The public domain and orphan works The University of Texas is developing better tools to identify works that actually are in the public domain. UT is developing best practices to define reasonable searches for copyright owners of different types of works.
The public domain and orphan works Most orphan works will remain outside the digital environment because they often lack sufficient information to identify their owners.
Using materials from the internet Anything posted on the internet is automatically copyrighted. Anyone who posts information on the web knows his or her works will be viewed and most likely used in one way or another. This is an implied license to use the material.
You can create an express license by attaching a Creative Commons license. This allows people to use your information as long as they follow the terms of the license.
This means that universities must pay attention to what their network users are doing, take effective measures to inform them about their responsibilities, and promptly investigate complaints of infringement.
Is the work protected? Do you have a license? Is the work available freely on the open Web, and therefore covered by an implied license?
The TEACH Act Copyright law provides educators with a separate set of rights in addition to fair use, to display (show) and perform (show or play) others' works in the classroom. The TEACH Act became law in 2002.
How do I get permission? Getting permission can be difficult. There are numerous avenues an educator can take to get permission for using copyrighted materials For more detailed information, please refer to: http://copyright.lib.utexas.edu/permissn.html

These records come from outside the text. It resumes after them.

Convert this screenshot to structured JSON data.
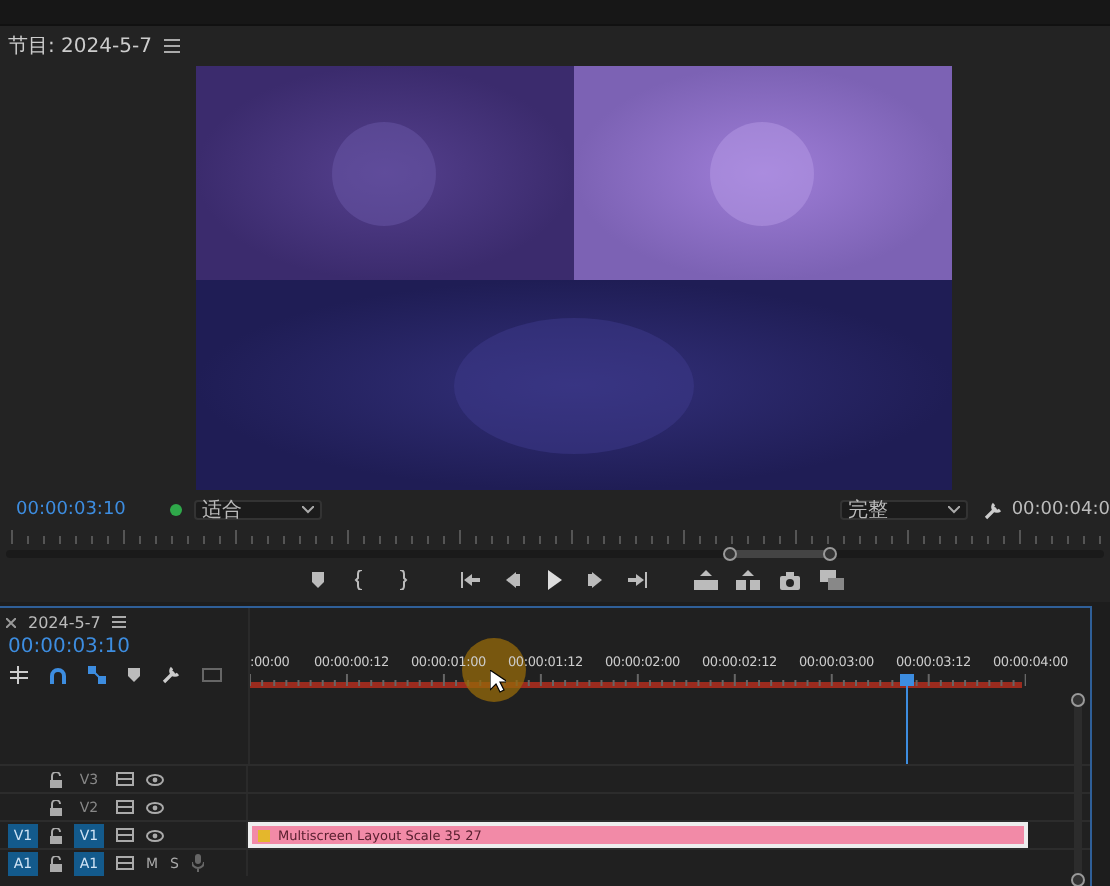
{
  "program_monitor": {
    "title": "节目: 2024-5-7",
    "timecode": "00:00:03:10",
    "zoom": "适合",
    "quality": "完整",
    "duration": "00:00:04:0"
  },
  "timeline": {
    "tab": "2024-5-7",
    "timecode": "00:00:03:10",
    "ruler": [
      ":00:00",
      "00:00:00:12",
      "00:00:01:00",
      "00:00:01:12",
      "00:00:02:00",
      "00:00:02:12",
      "00:00:03:00",
      "00:00:03:12",
      "00:00:04:00"
    ],
    "playhead": {
      "level": 0.83
    },
    "tracks": [
      {
        "kind": "video",
        "name": "V3",
        "targeted": false
      },
      {
        "kind": "video",
        "name": "V2",
        "targeted": false
      },
      {
        "kind": "video",
        "source": "V1",
        "name": "V1",
        "targeted": true,
        "clip": "Multiscreen Layout Scale 35 27"
      },
      {
        "kind": "audio",
        "source": "A1",
        "name": "A1",
        "targeted": true,
        "mute": "M",
        "solo": "S"
      }
    ]
  }
}
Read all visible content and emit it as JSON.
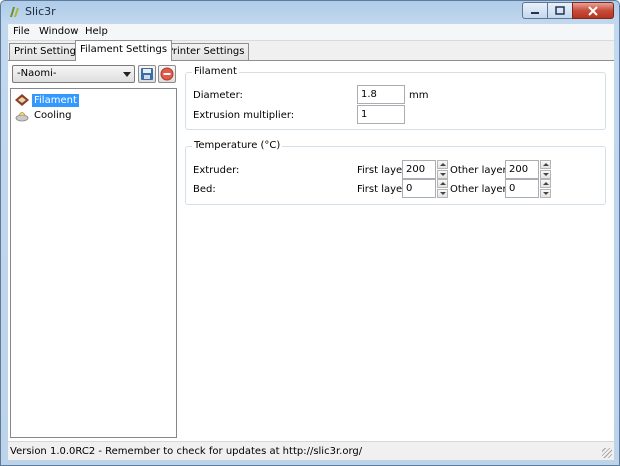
{
  "window": {
    "title": "Slic3r"
  },
  "menu": {
    "items": [
      "File",
      "Window",
      "Help"
    ]
  },
  "tabs": [
    {
      "label": "Print Settings",
      "active": false
    },
    {
      "label": "Filament Settings",
      "active": true
    },
    {
      "label": "Printer Settings",
      "active": false
    }
  ],
  "preset": {
    "selected": "-Naomi-",
    "save_icon": "save-icon",
    "delete_icon": "delete-icon"
  },
  "tree": {
    "items": [
      {
        "label": "Filament",
        "icon": "spool-icon",
        "selected": true
      },
      {
        "label": "Cooling",
        "icon": "fan-icon",
        "selected": false
      }
    ]
  },
  "filament": {
    "title": "Filament",
    "diameter_label": "Diameter:",
    "diameter_value": "1.8",
    "diameter_unit": "mm",
    "extrusion_label": "Extrusion multiplier:",
    "extrusion_value": "1"
  },
  "temperature": {
    "title": "Temperature (°C)",
    "extruder_label": "Extruder:",
    "bed_label": "Bed:",
    "first_layer_label": "First layer:",
    "other_layers_label": "Other layers:",
    "extruder_first": "200",
    "extruder_other": "200",
    "bed_first": "0",
    "bed_other": "0"
  },
  "status": {
    "text": "Version 1.0.0RC2 - Remember to check for updates at http://slic3r.org/"
  },
  "colors": {
    "selection": "#3399ff",
    "titlebar": "#bcd3ea",
    "close_button": "#c74c3a"
  }
}
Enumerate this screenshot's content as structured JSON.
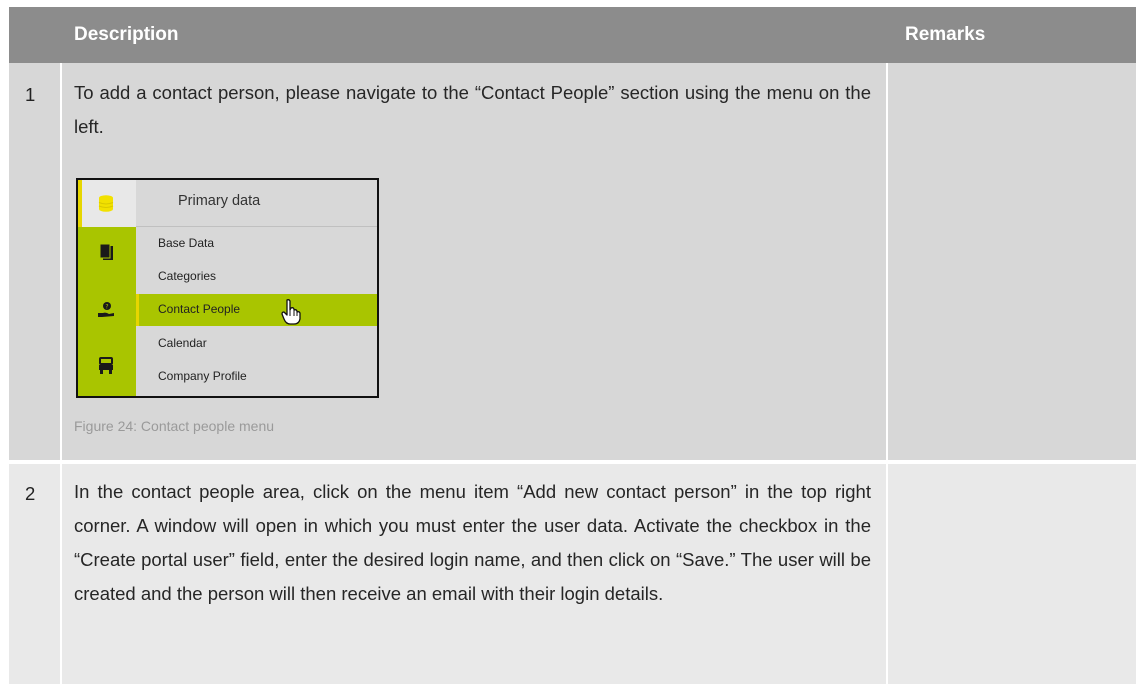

Resources “Copyright Crash Course” Written for the University of Texas By Georgia K. Harper http://copyright.lib.utexas.edu/
Submitted by Juanita P. Casanova EDTC 6340 Section 65 Applications of Technology